**Work order**
I'd ask you to write out the lines below exactly, with no images.

[Opening The records section]

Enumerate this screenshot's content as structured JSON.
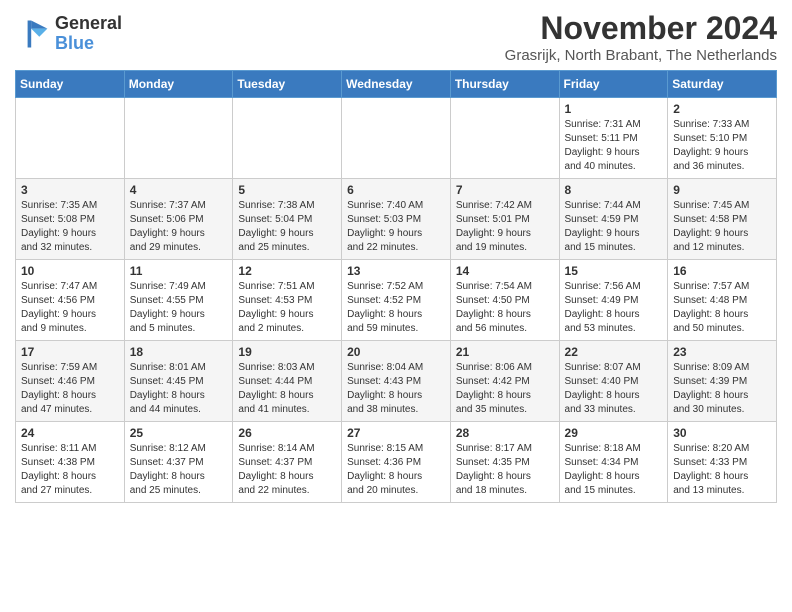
{
  "header": {
    "logo_line1": "General",
    "logo_line2": "Blue",
    "month": "November 2024",
    "location": "Grasrijk, North Brabant, The Netherlands"
  },
  "weekdays": [
    "Sunday",
    "Monday",
    "Tuesday",
    "Wednesday",
    "Thursday",
    "Friday",
    "Saturday"
  ],
  "weeks": [
    [
      {
        "day": "",
        "text": ""
      },
      {
        "day": "",
        "text": ""
      },
      {
        "day": "",
        "text": ""
      },
      {
        "day": "",
        "text": ""
      },
      {
        "day": "",
        "text": ""
      },
      {
        "day": "1",
        "text": "Sunrise: 7:31 AM\nSunset: 5:11 PM\nDaylight: 9 hours\nand 40 minutes."
      },
      {
        "day": "2",
        "text": "Sunrise: 7:33 AM\nSunset: 5:10 PM\nDaylight: 9 hours\nand 36 minutes."
      }
    ],
    [
      {
        "day": "3",
        "text": "Sunrise: 7:35 AM\nSunset: 5:08 PM\nDaylight: 9 hours\nand 32 minutes."
      },
      {
        "day": "4",
        "text": "Sunrise: 7:37 AM\nSunset: 5:06 PM\nDaylight: 9 hours\nand 29 minutes."
      },
      {
        "day": "5",
        "text": "Sunrise: 7:38 AM\nSunset: 5:04 PM\nDaylight: 9 hours\nand 25 minutes."
      },
      {
        "day": "6",
        "text": "Sunrise: 7:40 AM\nSunset: 5:03 PM\nDaylight: 9 hours\nand 22 minutes."
      },
      {
        "day": "7",
        "text": "Sunrise: 7:42 AM\nSunset: 5:01 PM\nDaylight: 9 hours\nand 19 minutes."
      },
      {
        "day": "8",
        "text": "Sunrise: 7:44 AM\nSunset: 4:59 PM\nDaylight: 9 hours\nand 15 minutes."
      },
      {
        "day": "9",
        "text": "Sunrise: 7:45 AM\nSunset: 4:58 PM\nDaylight: 9 hours\nand 12 minutes."
      }
    ],
    [
      {
        "day": "10",
        "text": "Sunrise: 7:47 AM\nSunset: 4:56 PM\nDaylight: 9 hours\nand 9 minutes."
      },
      {
        "day": "11",
        "text": "Sunrise: 7:49 AM\nSunset: 4:55 PM\nDaylight: 9 hours\nand 5 minutes."
      },
      {
        "day": "12",
        "text": "Sunrise: 7:51 AM\nSunset: 4:53 PM\nDaylight: 9 hours\nand 2 minutes."
      },
      {
        "day": "13",
        "text": "Sunrise: 7:52 AM\nSunset: 4:52 PM\nDaylight: 8 hours\nand 59 minutes."
      },
      {
        "day": "14",
        "text": "Sunrise: 7:54 AM\nSunset: 4:50 PM\nDaylight: 8 hours\nand 56 minutes."
      },
      {
        "day": "15",
        "text": "Sunrise: 7:56 AM\nSunset: 4:49 PM\nDaylight: 8 hours\nand 53 minutes."
      },
      {
        "day": "16",
        "text": "Sunrise: 7:57 AM\nSunset: 4:48 PM\nDaylight: 8 hours\nand 50 minutes."
      }
    ],
    [
      {
        "day": "17",
        "text": "Sunrise: 7:59 AM\nSunset: 4:46 PM\nDaylight: 8 hours\nand 47 minutes."
      },
      {
        "day": "18",
        "text": "Sunrise: 8:01 AM\nSunset: 4:45 PM\nDaylight: 8 hours\nand 44 minutes."
      },
      {
        "day": "19",
        "text": "Sunrise: 8:03 AM\nSunset: 4:44 PM\nDaylight: 8 hours\nand 41 minutes."
      },
      {
        "day": "20",
        "text": "Sunrise: 8:04 AM\nSunset: 4:43 PM\nDaylight: 8 hours\nand 38 minutes."
      },
      {
        "day": "21",
        "text": "Sunrise: 8:06 AM\nSunset: 4:42 PM\nDaylight: 8 hours\nand 35 minutes."
      },
      {
        "day": "22",
        "text": "Sunrise: 8:07 AM\nSunset: 4:40 PM\nDaylight: 8 hours\nand 33 minutes."
      },
      {
        "day": "23",
        "text": "Sunrise: 8:09 AM\nSunset: 4:39 PM\nDaylight: 8 hours\nand 30 minutes."
      }
    ],
    [
      {
        "day": "24",
        "text": "Sunrise: 8:11 AM\nSunset: 4:38 PM\nDaylight: 8 hours\nand 27 minutes."
      },
      {
        "day": "25",
        "text": "Sunrise: 8:12 AM\nSunset: 4:37 PM\nDaylight: 8 hours\nand 25 minutes."
      },
      {
        "day": "26",
        "text": "Sunrise: 8:14 AM\nSunset: 4:37 PM\nDaylight: 8 hours\nand 22 minutes."
      },
      {
        "day": "27",
        "text": "Sunrise: 8:15 AM\nSunset: 4:36 PM\nDaylight: 8 hours\nand 20 minutes."
      },
      {
        "day": "28",
        "text": "Sunrise: 8:17 AM\nSunset: 4:35 PM\nDaylight: 8 hours\nand 18 minutes."
      },
      {
        "day": "29",
        "text": "Sunrise: 8:18 AM\nSunset: 4:34 PM\nDaylight: 8 hours\nand 15 minutes."
      },
      {
        "day": "30",
        "text": "Sunrise: 8:20 AM\nSunset: 4:33 PM\nDaylight: 8 hours\nand 13 minutes."
      }
    ]
  ]
}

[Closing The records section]

**Answer to this task**
Enumerate this screenshot's content as structured JSON.
{
  "header": {
    "logo_line1": "General",
    "logo_line2": "Blue",
    "month": "November 2024",
    "location": "Grasrijk, North Brabant, The Netherlands"
  },
  "weekdays": [
    "Sunday",
    "Monday",
    "Tuesday",
    "Wednesday",
    "Thursday",
    "Friday",
    "Saturday"
  ],
  "weeks": [
    [
      {
        "day": "",
        "text": ""
      },
      {
        "day": "",
        "text": ""
      },
      {
        "day": "",
        "text": ""
      },
      {
        "day": "",
        "text": ""
      },
      {
        "day": "",
        "text": ""
      },
      {
        "day": "1",
        "text": "Sunrise: 7:31 AM\nSunset: 5:11 PM\nDaylight: 9 hours\nand 40 minutes."
      },
      {
        "day": "2",
        "text": "Sunrise: 7:33 AM\nSunset: 5:10 PM\nDaylight: 9 hours\nand 36 minutes."
      }
    ],
    [
      {
        "day": "3",
        "text": "Sunrise: 7:35 AM\nSunset: 5:08 PM\nDaylight: 9 hours\nand 32 minutes."
      },
      {
        "day": "4",
        "text": "Sunrise: 7:37 AM\nSunset: 5:06 PM\nDaylight: 9 hours\nand 29 minutes."
      },
      {
        "day": "5",
        "text": "Sunrise: 7:38 AM\nSunset: 5:04 PM\nDaylight: 9 hours\nand 25 minutes."
      },
      {
        "day": "6",
        "text": "Sunrise: 7:40 AM\nSunset: 5:03 PM\nDaylight: 9 hours\nand 22 minutes."
      },
      {
        "day": "7",
        "text": "Sunrise: 7:42 AM\nSunset: 5:01 PM\nDaylight: 9 hours\nand 19 minutes."
      },
      {
        "day": "8",
        "text": "Sunrise: 7:44 AM\nSunset: 4:59 PM\nDaylight: 9 hours\nand 15 minutes."
      },
      {
        "day": "9",
        "text": "Sunrise: 7:45 AM\nSunset: 4:58 PM\nDaylight: 9 hours\nand 12 minutes."
      }
    ],
    [
      {
        "day": "10",
        "text": "Sunrise: 7:47 AM\nSunset: 4:56 PM\nDaylight: 9 hours\nand 9 minutes."
      },
      {
        "day": "11",
        "text": "Sunrise: 7:49 AM\nSunset: 4:55 PM\nDaylight: 9 hours\nand 5 minutes."
      },
      {
        "day": "12",
        "text": "Sunrise: 7:51 AM\nSunset: 4:53 PM\nDaylight: 9 hours\nand 2 minutes."
      },
      {
        "day": "13",
        "text": "Sunrise: 7:52 AM\nSunset: 4:52 PM\nDaylight: 8 hours\nand 59 minutes."
      },
      {
        "day": "14",
        "text": "Sunrise: 7:54 AM\nSunset: 4:50 PM\nDaylight: 8 hours\nand 56 minutes."
      },
      {
        "day": "15",
        "text": "Sunrise: 7:56 AM\nSunset: 4:49 PM\nDaylight: 8 hours\nand 53 minutes."
      },
      {
        "day": "16",
        "text": "Sunrise: 7:57 AM\nSunset: 4:48 PM\nDaylight: 8 hours\nand 50 minutes."
      }
    ],
    [
      {
        "day": "17",
        "text": "Sunrise: 7:59 AM\nSunset: 4:46 PM\nDaylight: 8 hours\nand 47 minutes."
      },
      {
        "day": "18",
        "text": "Sunrise: 8:01 AM\nSunset: 4:45 PM\nDaylight: 8 hours\nand 44 minutes."
      },
      {
        "day": "19",
        "text": "Sunrise: 8:03 AM\nSunset: 4:44 PM\nDaylight: 8 hours\nand 41 minutes."
      },
      {
        "day": "20",
        "text": "Sunrise: 8:04 AM\nSunset: 4:43 PM\nDaylight: 8 hours\nand 38 minutes."
      },
      {
        "day": "21",
        "text": "Sunrise: 8:06 AM\nSunset: 4:42 PM\nDaylight: 8 hours\nand 35 minutes."
      },
      {
        "day": "22",
        "text": "Sunrise: 8:07 AM\nSunset: 4:40 PM\nDaylight: 8 hours\nand 33 minutes."
      },
      {
        "day": "23",
        "text": "Sunrise: 8:09 AM\nSunset: 4:39 PM\nDaylight: 8 hours\nand 30 minutes."
      }
    ],
    [
      {
        "day": "24",
        "text": "Sunrise: 8:11 AM\nSunset: 4:38 PM\nDaylight: 8 hours\nand 27 minutes."
      },
      {
        "day": "25",
        "text": "Sunrise: 8:12 AM\nSunset: 4:37 PM\nDaylight: 8 hours\nand 25 minutes."
      },
      {
        "day": "26",
        "text": "Sunrise: 8:14 AM\nSunset: 4:37 PM\nDaylight: 8 hours\nand 22 minutes."
      },
      {
        "day": "27",
        "text": "Sunrise: 8:15 AM\nSunset: 4:36 PM\nDaylight: 8 hours\nand 20 minutes."
      },
      {
        "day": "28",
        "text": "Sunrise: 8:17 AM\nSunset: 4:35 PM\nDaylight: 8 hours\nand 18 minutes."
      },
      {
        "day": "29",
        "text": "Sunrise: 8:18 AM\nSunset: 4:34 PM\nDaylight: 8 hours\nand 15 minutes."
      },
      {
        "day": "30",
        "text": "Sunrise: 8:20 AM\nSunset: 4:33 PM\nDaylight: 8 hours\nand 13 minutes."
      }
    ]
  ]
}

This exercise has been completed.